There are a few aspects that help explain honor killings.
First, moral transgressions often trigger feelings of disgust and anger. Whenever you read a story about an honor killing, you probably feel in a similar way: disgusted that anyone could do something like this, and/or angry that (supposedly) nothing's done about it. People committing honor killings probably feel the same way. It's just that the narrative about "correct" moral behavior is different to yours. Also, it looks as if many humans intuitively consider violence to have a "cleaning" effect. See Fiske and Rai (2014). One can make amends by punishing oneself, for instance.
Second, one doesn't deal with immoral people. They are subjects of gossip, and ostracism. See e.g. Wissner (2005) or Böhm (1999). This is probably the main force to ensure moral behavior among humans. When we were still hunter-gatherers, there was no law, no penal code. In extreme cases – when transgressors are considered beyond redemption, for instance –, violence against immoral people is considered necessary. So, you either remove yourself from perpetrators, or you remove the perpetrators from your own group.
Third, families are units with the male (and/or adults) being responsible for the acts of family members in the relevant countries. Generally, sex can trigger intuitive feelings of disgust unless it's the "right" kind of sex. See, for instance, de Jong, van Overveld, and Borg (2013). It's a small step to consider certain acts of women, especially daughters, immoral. See eg. Vandello & Cohen (2003) for examples. Since families are thought analogous to organisms, immoral acts taint not just the perpetrator, but the family as a whole.
Fourth, honor is something one can lose, so it needs to be protected. This is called an honor culture, and it also exists in certain parts of the West. See Nisbett and Cohen (1996). The Southern U.S. is often used as an example. Typically, one find honor cultures in rural areas, presumably because it's hard to enforce the law in such areas. Migration (from rural to urban areas, and from developing to developed countries) brings people (and thus honor killings) into urban and Western areas.
In other words, there is a certain kind of rationality behind honor killings. Even if nobody in these cultures would actually endorse honor killings privately, everybody still believes that everyone else endorses such measures. In other words, such a pluralistic ignorance (see Prentice and Miller, 1993), alone might establish norms like these. That's because actors in such situations (falsely) believe they know what happens if they don't kill to repair their honor.
However, when one grows up in cultures like these, one is likely to internalize these moral norms, and then genuinely think that, say, a daughter meeting with a man privately without being married to him is indeed morally wrong. You may feel disgusted, and angry about the transgression of that daughter (and possibly disgusted about the father, mother or brother who doesn't kill her for her transgression).

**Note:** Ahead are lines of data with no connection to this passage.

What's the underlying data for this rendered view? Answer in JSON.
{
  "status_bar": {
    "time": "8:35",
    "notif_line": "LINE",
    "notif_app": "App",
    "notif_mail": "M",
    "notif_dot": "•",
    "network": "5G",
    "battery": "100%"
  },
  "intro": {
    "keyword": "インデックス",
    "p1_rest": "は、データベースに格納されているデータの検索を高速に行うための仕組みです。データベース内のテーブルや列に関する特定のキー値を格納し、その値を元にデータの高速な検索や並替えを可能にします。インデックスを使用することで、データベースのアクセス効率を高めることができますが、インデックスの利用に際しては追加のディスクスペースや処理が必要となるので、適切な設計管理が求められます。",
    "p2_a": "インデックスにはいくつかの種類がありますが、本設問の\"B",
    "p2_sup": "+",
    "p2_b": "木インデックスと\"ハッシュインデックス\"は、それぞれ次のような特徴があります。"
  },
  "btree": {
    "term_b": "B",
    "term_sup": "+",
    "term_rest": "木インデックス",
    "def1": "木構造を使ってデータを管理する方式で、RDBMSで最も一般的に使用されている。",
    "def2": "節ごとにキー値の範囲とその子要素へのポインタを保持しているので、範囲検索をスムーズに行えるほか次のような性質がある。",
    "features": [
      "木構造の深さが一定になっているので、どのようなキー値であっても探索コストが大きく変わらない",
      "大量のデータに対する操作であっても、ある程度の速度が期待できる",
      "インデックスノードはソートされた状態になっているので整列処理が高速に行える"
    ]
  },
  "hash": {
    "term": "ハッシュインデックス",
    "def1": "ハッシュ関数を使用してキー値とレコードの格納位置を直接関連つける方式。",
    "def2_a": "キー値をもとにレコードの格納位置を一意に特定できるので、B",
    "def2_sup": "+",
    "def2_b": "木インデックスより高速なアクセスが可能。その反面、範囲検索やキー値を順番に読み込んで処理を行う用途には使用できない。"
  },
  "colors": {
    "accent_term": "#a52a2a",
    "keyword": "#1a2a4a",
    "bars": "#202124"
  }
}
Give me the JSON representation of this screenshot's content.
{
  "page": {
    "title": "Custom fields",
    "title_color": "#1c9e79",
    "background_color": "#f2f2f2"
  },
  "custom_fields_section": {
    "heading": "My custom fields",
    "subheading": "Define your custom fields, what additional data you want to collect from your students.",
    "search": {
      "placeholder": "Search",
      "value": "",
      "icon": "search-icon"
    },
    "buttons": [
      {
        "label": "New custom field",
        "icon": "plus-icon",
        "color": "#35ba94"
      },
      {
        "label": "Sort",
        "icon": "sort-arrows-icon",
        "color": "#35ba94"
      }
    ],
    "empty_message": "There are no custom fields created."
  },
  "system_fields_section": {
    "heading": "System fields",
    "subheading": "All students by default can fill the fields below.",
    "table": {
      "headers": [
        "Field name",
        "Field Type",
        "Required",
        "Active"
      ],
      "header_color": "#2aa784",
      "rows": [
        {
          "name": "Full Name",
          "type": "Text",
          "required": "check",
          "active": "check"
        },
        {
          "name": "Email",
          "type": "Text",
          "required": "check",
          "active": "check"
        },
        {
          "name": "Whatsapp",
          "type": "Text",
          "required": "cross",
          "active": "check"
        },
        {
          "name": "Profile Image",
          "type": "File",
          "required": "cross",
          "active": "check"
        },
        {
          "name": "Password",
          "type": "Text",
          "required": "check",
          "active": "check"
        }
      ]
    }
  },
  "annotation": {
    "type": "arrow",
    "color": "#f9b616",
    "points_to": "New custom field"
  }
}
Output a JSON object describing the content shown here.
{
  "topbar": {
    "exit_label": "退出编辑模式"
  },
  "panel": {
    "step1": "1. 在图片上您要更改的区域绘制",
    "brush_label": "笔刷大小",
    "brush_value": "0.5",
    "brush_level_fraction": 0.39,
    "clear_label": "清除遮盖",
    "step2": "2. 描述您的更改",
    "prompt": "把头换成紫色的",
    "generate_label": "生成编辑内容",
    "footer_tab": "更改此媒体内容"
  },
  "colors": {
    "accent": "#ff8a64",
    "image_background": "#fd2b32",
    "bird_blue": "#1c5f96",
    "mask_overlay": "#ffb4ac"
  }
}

In such situations, there are probably real percussion of not acting. See Özaktürk (2012) for interviews with honor killers (German only). It may be hard to understand, but there is a certain morality within such a context: The supposedly immoral acts of daughters do affect other family members in a negative way. Others would stop dealing with them. A daughter's brother, for instance, might loose the opportunity to a good marriage, for instance. As economists would put it: there are negative externalities, comparable to second-hand smoking, or environmental pollution.
Böhm, C. (1999) Hierarchy in the forest: the evolution of egalitarian behavior. Harvard University Press, Cambridge.
de Jong, Peter J., Mark van Overveld, and Charmaine Borg (2013): "Giving In to Arousal or Staying Stuck in Disgust? Disgust-Based Mechanisms in Sex and Sexual Dysfunction", The Journal of Sex Research, Vol. 50, Iss. 3-4
Fiske, A.P., & Rai, T.S. (2014) Virtuous Violence: Hurting and Killing to Create, Sustain, End, and Honor Social Relationships, Cambridge University Press
Nisbett, Richard E. and Dov Cohen (1996): "Culture of Honor: The Psychology of Violence in the South." Colorado: Westview Press, Inc.
Özaktürk (2012) Ehrenmorde in der Türkei, Pera-Blätter 22, Orient Institut Istambul.
Prentice, Deborah A. and Miller, Dale T. (1993): "Pluralistic Ignorance and Alcohol Use on Campus: Some Consequences of Misperceiving the Social Norm", Journal of Personality and Social Psychology (American Psychological Association) 64 (2): 243–256, doi:10.1037/0022-35184.108.40.206
Vandello & Cohen (2003) Male honor and female fidelity: Implicit cultural scripts that perpetuate domestic violence, Journal of Psychology and Social Psychology, Vol. 84 (5): 997-1010.
Wiessner, P. (2005) Norm enforcement among the Ju/’hoansi Bushmen: a case of strong reciprocity? Human Nature, Vol. 16(2):115–145.